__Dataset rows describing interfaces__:

_ _ _ _ _ _ _

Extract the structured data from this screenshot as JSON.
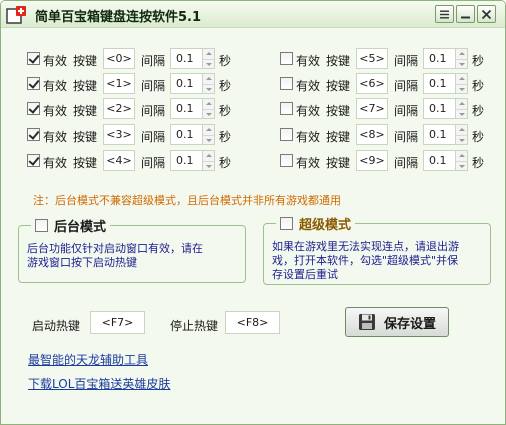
{
  "window": {
    "title": "简单百宝箱键盘连按软件5.1",
    "controls": {
      "help": "help-icon",
      "minimize": "minimize-icon",
      "close": "close-icon"
    }
  },
  "labels": {
    "enable": "有效",
    "key": "按键",
    "interval": "间隔",
    "second": "秒"
  },
  "key_rows_left": [
    {
      "enabled": true,
      "key": "<0>",
      "interval": "0.1"
    },
    {
      "enabled": true,
      "key": "<1>",
      "interval": "0.1"
    },
    {
      "enabled": true,
      "key": "<2>",
      "interval": "0.1"
    },
    {
      "enabled": true,
      "key": "<3>",
      "interval": "0.1"
    },
    {
      "enabled": true,
      "key": "<4>",
      "interval": "0.1"
    }
  ],
  "key_rows_right": [
    {
      "enabled": false,
      "key": "<5>",
      "interval": "0.1"
    },
    {
      "enabled": false,
      "key": "<6>",
      "interval": "0.1"
    },
    {
      "enabled": false,
      "key": "<7>",
      "interval": "0.1"
    },
    {
      "enabled": false,
      "key": "<8>",
      "interval": "0.1"
    },
    {
      "enabled": false,
      "key": "<9>",
      "interval": "0.1"
    }
  ],
  "note": "注：后台模式不兼容超级模式，且后台模式并非所有游戏都通用",
  "background_mode": {
    "label": "后台模式",
    "enabled": false,
    "desc_line1": "后台功能仅针对启动窗口有效，请在",
    "desc_line2": "游戏窗口按下启动热键"
  },
  "super_mode": {
    "label": "超级模式",
    "enabled": false,
    "desc_line1": "如果在游戏里无法实现连点，请退出游",
    "desc_line2": "戏，打开本软件，勾选\"超级模式\"并保",
    "desc_line3": "存设置后重试"
  },
  "hotkeys": {
    "start_label": "启动热键",
    "start_value": "<F7>",
    "stop_label": "停止热键",
    "stop_value": "<F8>"
  },
  "save_button": {
    "label": "保存设置",
    "icon": "save-icon"
  },
  "links": {
    "link1": "最智能的天龙辅助工具",
    "link2": "下载LOL百宝箱送英雄皮肤"
  },
  "colors": {
    "window_bg": "#f3f9ee",
    "border": "#8fb27a",
    "note": "#d06a00",
    "desc_text": "#1d1d8f",
    "link": "#1a3c9e",
    "super_label": "#8a5a00"
  }
}
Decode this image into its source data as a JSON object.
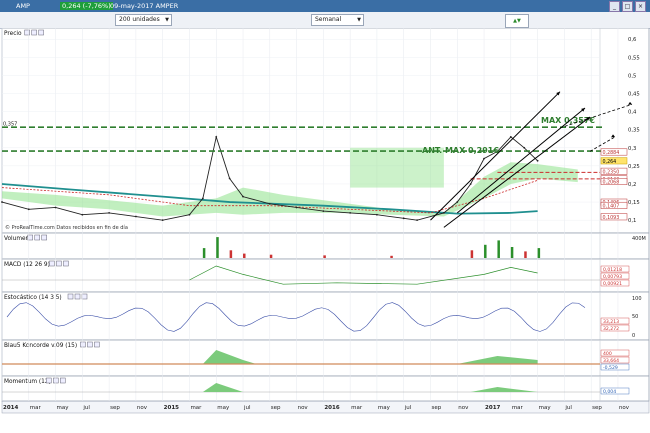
{
  "window": {
    "title": "AMP",
    "change": "0,264 (-7,76%)",
    "date_label": "09-may-2017 AMPER",
    "controls": [
      "_",
      "□",
      "×"
    ]
  },
  "toolbar": {
    "units_select": "200 unidades",
    "period_select": "Semanal"
  },
  "panels": {
    "price_label": "Precio",
    "prt_note": "© ProRealTime.com  Datos recibidos en fin de día",
    "volume_label": "Volumen",
    "macd_label": "MACD (12 26 9)",
    "stoch_label": "Estocástico (14 3 5)",
    "blau_label": "Blau5 Koncorde v.09 (15)",
    "momentum_label": "Momentum (12)"
  },
  "annotations": {
    "max_label": "MAX 0,357€",
    "ant_max_label": "ANT. MAX 0,291€",
    "left_level": "0,357"
  },
  "chart_data": {
    "type": "line",
    "title": "AMPER",
    "period": "Semanal",
    "x_ticks": [
      "2014",
      "mar",
      "may",
      "jul",
      "sep",
      "nov",
      "2015",
      "mar",
      "may",
      "jul",
      "sep",
      "nov",
      "2016",
      "mar",
      "may",
      "jul",
      "sep",
      "nov",
      "2017",
      "mar",
      "may",
      "jul",
      "sep",
      "nov"
    ],
    "y_ticks": [
      "0,6",
      "0,55",
      "0,5",
      "0,45",
      "0,4",
      "0,35",
      "0,3",
      "0,25",
      "0,2",
      "0,15",
      "0,1"
    ],
    "ylim": [
      0.07,
      0.62
    ],
    "price": {
      "x": [
        "2014-01",
        "2014-03",
        "2014-05",
        "2014-07",
        "2014-09",
        "2014-11",
        "2015-01",
        "2015-03",
        "2015-04",
        "2015-05",
        "2015-06",
        "2015-07",
        "2015-09",
        "2015-11",
        "2016-01",
        "2016-03",
        "2016-05",
        "2016-07",
        "2016-08",
        "2016-10",
        "2016-11",
        "2016-12",
        "2017-01",
        "2017-02",
        "2017-03",
        "2017-04",
        "2017-05"
      ],
      "y": [
        0.15,
        0.13,
        0.135,
        0.115,
        0.12,
        0.11,
        0.1,
        0.115,
        0.16,
        0.33,
        0.215,
        0.165,
        0.145,
        0.135,
        0.125,
        0.12,
        0.115,
        0.105,
        0.1,
        0.12,
        0.15,
        0.2,
        0.27,
        0.29,
        0.33,
        0.3,
        0.264
      ]
    },
    "levels": [
      {
        "name": "MAX",
        "value": 0.357,
        "label": "MAX 0,357€"
      },
      {
        "name": "ANT. MAX",
        "value": 0.291,
        "label": "ANT. MAX 0,291€"
      }
    ],
    "price_badges": [
      "0,2884",
      "0,264",
      "0,2350",
      "0,2140",
      "0,2068",
      "0,1496",
      "0,1407",
      "0,1093"
    ],
    "volume_ylim_label": "400M",
    "macd_badges": [
      "0,01218",
      "0,00793",
      "0,00921"
    ],
    "stoch_badges": [
      "33,213",
      "32,272"
    ],
    "blau_badges": [
      "400",
      "33,664",
      "-0,529"
    ],
    "momentum_badges": [
      "0,004"
    ],
    "stoch_ticks": [
      "100",
      "50",
      "0"
    ]
  },
  "colors": {
    "ema_long": "#1f8f8f",
    "cloud": "#8ee28a",
    "max_line": "#2e7d2e",
    "support_red": "#cc2b2b",
    "trend_black": "#000000",
    "candle": "#222222"
  }
}
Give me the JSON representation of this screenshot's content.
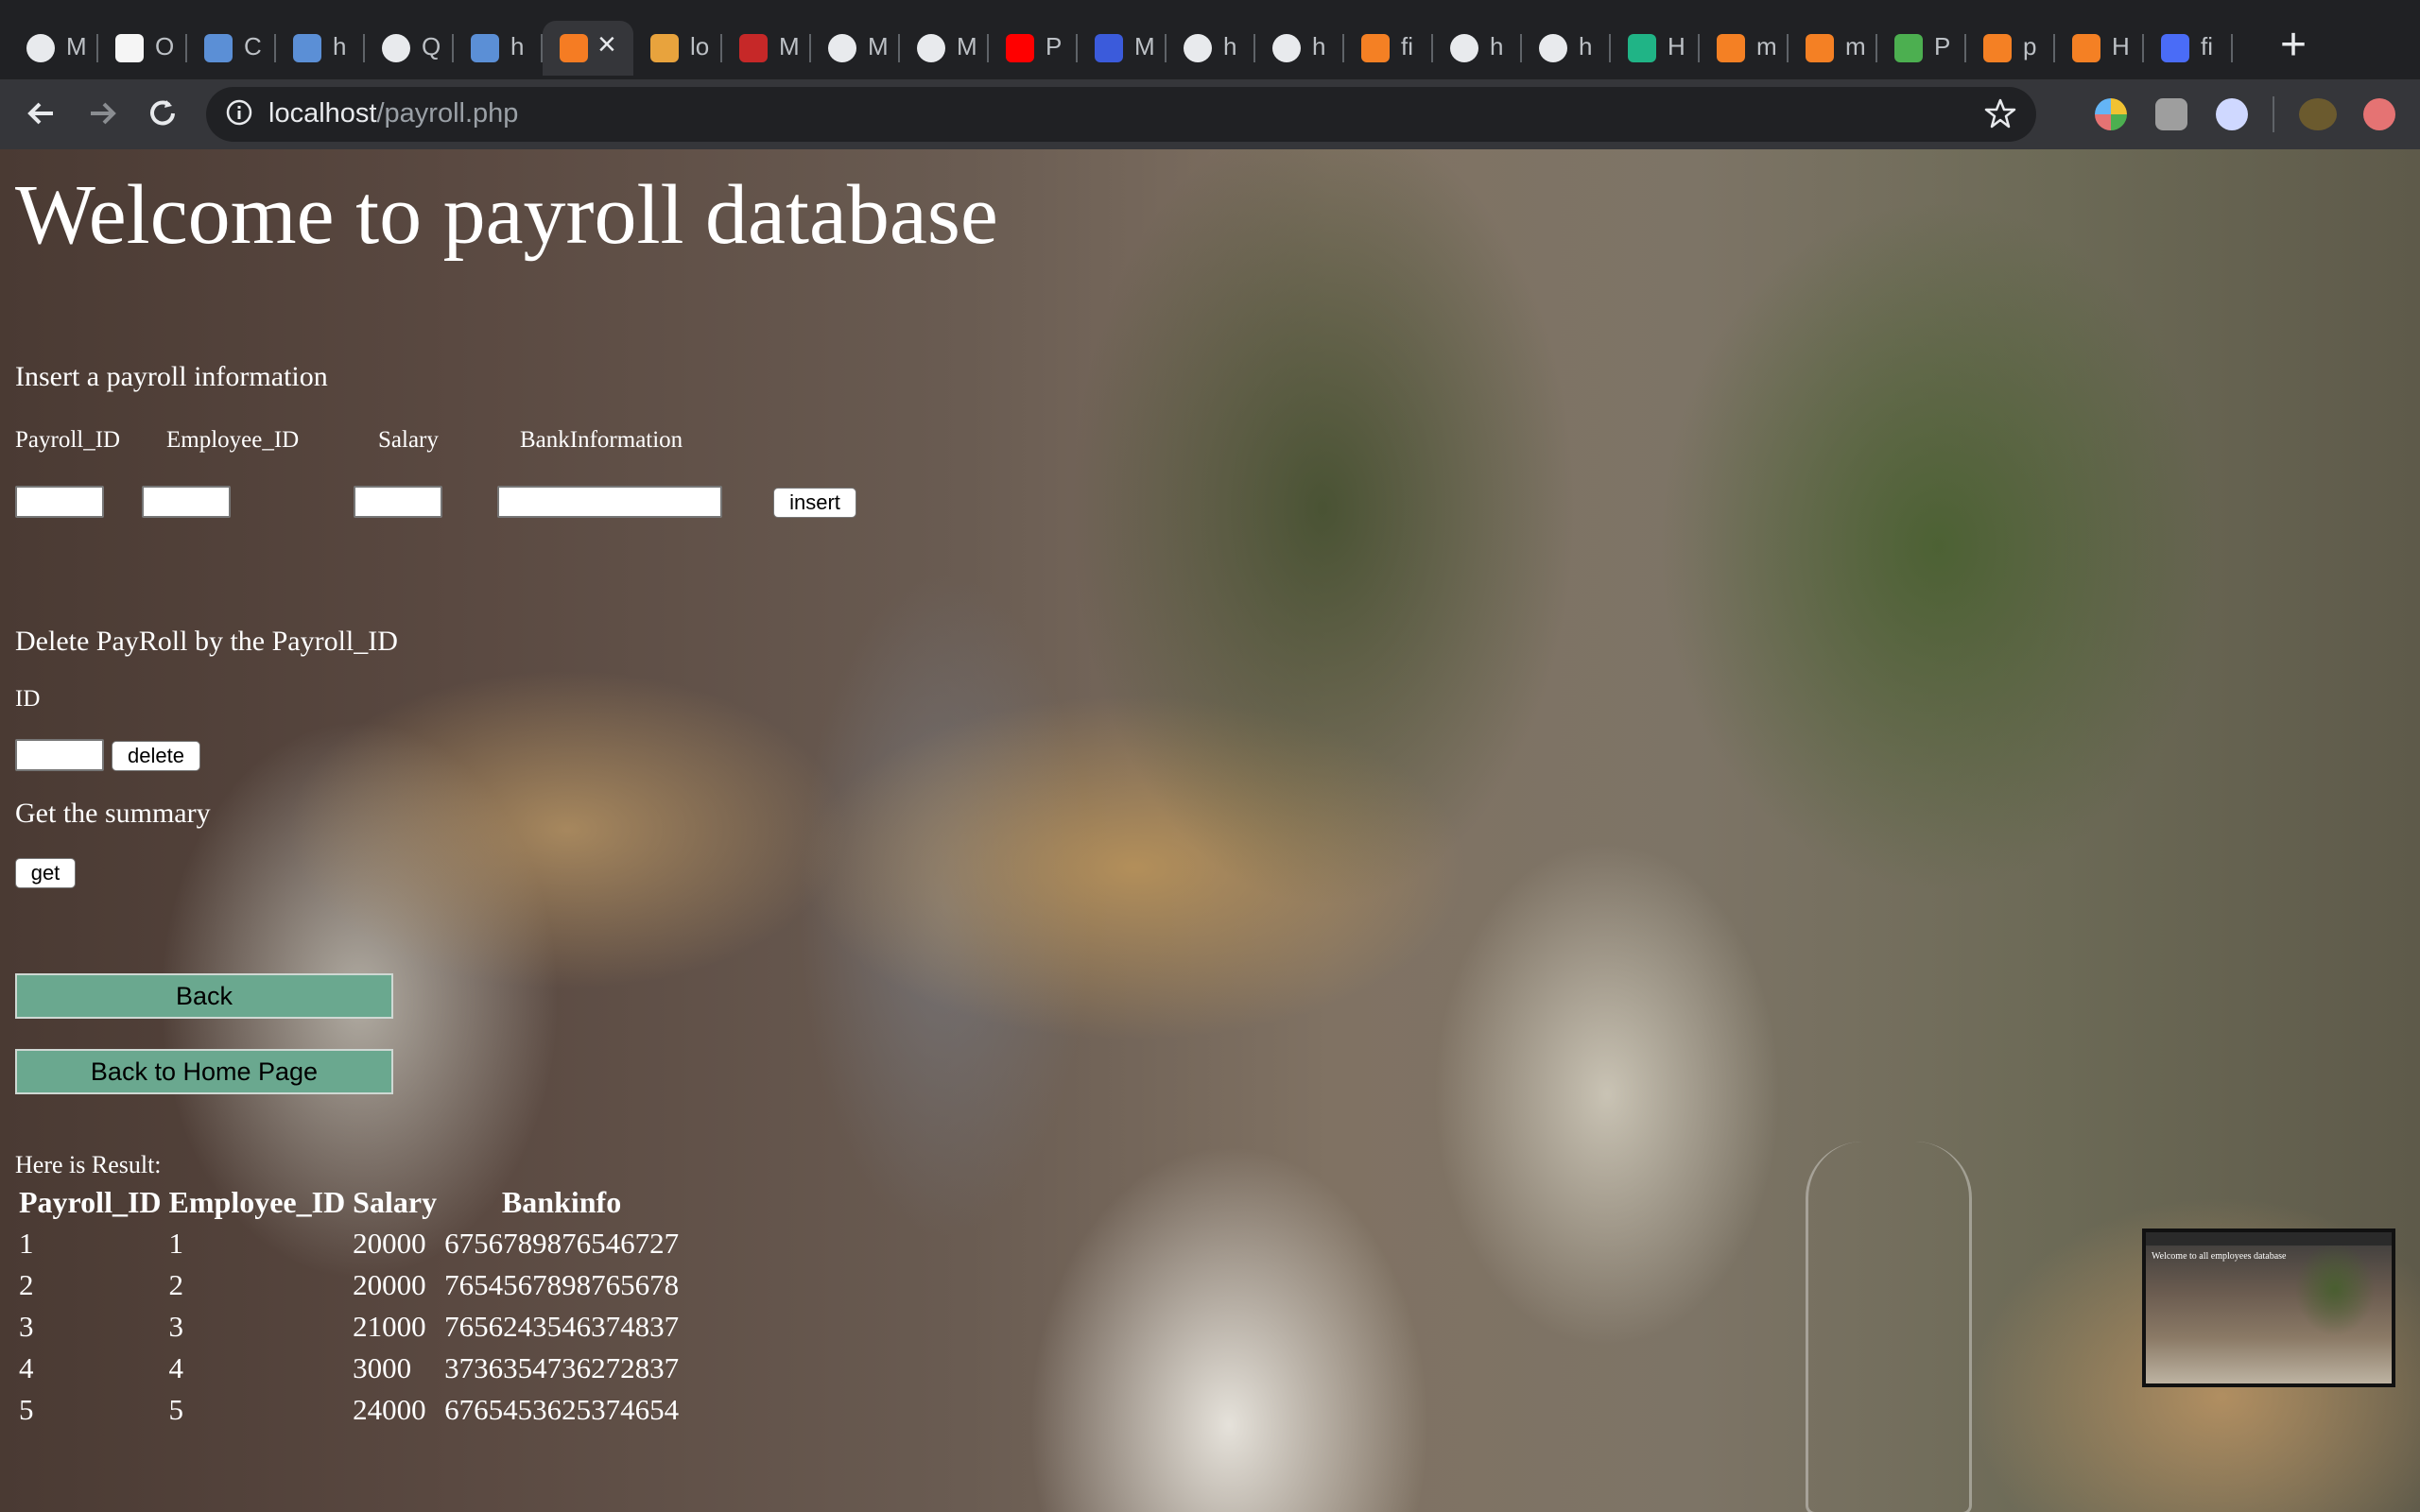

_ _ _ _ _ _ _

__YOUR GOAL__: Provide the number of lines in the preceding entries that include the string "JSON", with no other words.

__TASK RESULT__: 3